So true to the teachings, a warming brew (a nice cup of tea) and a little rest soon had our spirits revived and our feet getting cold. Cold enough that we decided it was time to head back up the hill. It also helped that the fog had now lifted and brief glimpses of sun light now punctured the rolling black clouds over head to encourage us back up.

Climbing up Jacobs ladder, we hiked up the Pennine way until we were back in the windswept hills and now with the light fading quickly we decided to look for a camp.

With driving winds and soggy peat bogs all around finding a reasonably decent place to camp for the night wasn't easy - time was running out and darkness was nipping at our heels as we stumbled across another collapsed sheep fold. This site offered us reasonable flat, raised land with partial walls which could act "notionally" as wind breaks - so here we pitched for the night. 

Darkness engulfed us - we retreated to the relative shelter of our tents to eat and enjoy a warming brew when suddenly blue flashing lights appeared in the valley below. Three land rovers and a helicopter arrived so it was obvious a search and rescue operation was in full swing.

Eventually, some hours later (about three) the last land rover left the hills and us to the wind.

So remember my sleeping bags - 2 x one season bags? ......... well I can happily report that I slept as happily and as comfortably as a toad in a hole - the theory played out and I was right the combo worked. The only down side was the zip issue in as much as its a pain to keep opening two zips which seem to always be on opposite sides from each other every time you want to get out your bag - but I think this was a minor problem compared to the weight saving and versatility. Will I continue to carry two bags?? Not sure, I think I like the simple standard one bag no matter how bulky or heavy.

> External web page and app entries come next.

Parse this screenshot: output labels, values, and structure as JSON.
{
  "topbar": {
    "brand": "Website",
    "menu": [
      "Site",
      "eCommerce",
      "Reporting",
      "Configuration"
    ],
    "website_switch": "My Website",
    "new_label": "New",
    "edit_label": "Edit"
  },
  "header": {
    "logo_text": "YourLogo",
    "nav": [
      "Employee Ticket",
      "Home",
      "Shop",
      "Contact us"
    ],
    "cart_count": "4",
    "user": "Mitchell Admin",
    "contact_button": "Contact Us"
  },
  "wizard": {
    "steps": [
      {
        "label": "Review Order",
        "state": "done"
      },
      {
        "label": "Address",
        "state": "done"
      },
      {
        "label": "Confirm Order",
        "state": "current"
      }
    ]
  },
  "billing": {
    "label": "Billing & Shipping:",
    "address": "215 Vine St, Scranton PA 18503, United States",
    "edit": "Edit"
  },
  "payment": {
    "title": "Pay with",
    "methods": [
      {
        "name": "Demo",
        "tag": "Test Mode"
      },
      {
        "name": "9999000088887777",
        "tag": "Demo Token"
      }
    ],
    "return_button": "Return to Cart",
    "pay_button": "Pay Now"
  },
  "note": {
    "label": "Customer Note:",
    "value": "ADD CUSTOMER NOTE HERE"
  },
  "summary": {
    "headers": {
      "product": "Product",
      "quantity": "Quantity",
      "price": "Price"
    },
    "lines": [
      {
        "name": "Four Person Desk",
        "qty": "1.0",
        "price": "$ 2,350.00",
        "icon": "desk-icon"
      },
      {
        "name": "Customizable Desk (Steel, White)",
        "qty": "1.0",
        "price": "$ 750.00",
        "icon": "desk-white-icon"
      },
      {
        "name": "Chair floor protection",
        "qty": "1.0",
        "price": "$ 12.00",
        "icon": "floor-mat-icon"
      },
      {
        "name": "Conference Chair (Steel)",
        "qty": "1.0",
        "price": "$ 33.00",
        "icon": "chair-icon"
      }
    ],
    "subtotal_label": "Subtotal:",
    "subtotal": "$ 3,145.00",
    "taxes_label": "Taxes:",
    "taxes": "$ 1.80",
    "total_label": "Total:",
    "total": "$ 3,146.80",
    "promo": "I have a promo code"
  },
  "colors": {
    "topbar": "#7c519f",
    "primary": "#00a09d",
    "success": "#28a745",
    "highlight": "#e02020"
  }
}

Morning dawned cold but clear and the rest of our trip proceeded without incident until the last morning when I had the water spillage reported in the blog entry before this.

Good news was also later gleened as we heard that the search and rescue operation was to find a male hiker who had become disorientated and lost on the hills due to the inclement weather - said gentleman was found and removed to safety - so well done the SAR's guys. I can confirm that these brave souls certainly earned their stripes on that night as it wasn't a time when the faint hearted would venture forth!

Well, dear reader, I've waffled enough - suffice to say it was an excellent and at times exciting trip - somewhere new for me and thanks to our fickle English weather a excellent reminder of how no matter how confident you are in your skills sometimes the sensible thing to do is bow to natures power and err of the side of caution - after all the hill will be there tomorrow!


and the moral of the story is

Never take a short cut and cook in your tent just cos its -4 outside ..............don't be a wimp or a twit

Yes folks - top tip, this morning at 0400 with temperatures down to below -4c I made a school boy error - I woke up needed a brew and lit my alc stove filled my mess tin and popped it on top while trying to lay there and keep warm .........................

Then disaster struck the mess tin toppled spilling luke warm water into my tents sleeping area .............

Now this might not be the end of the world but wet sleeping gear at minus temperatures when dawn is a long way away isn't a great start to your day so learn from my stupidity.

1. don't cook in your tent vestibule unless you can ventilate it and can do so where your stove and the contents of your pots aren't going to endanger you or your kit.
2. ensure your stove and the pots are stable ....................

Above all do the wise thing and fill a flask up before you bed down then you can have a hot brew anytime you wake up with no danger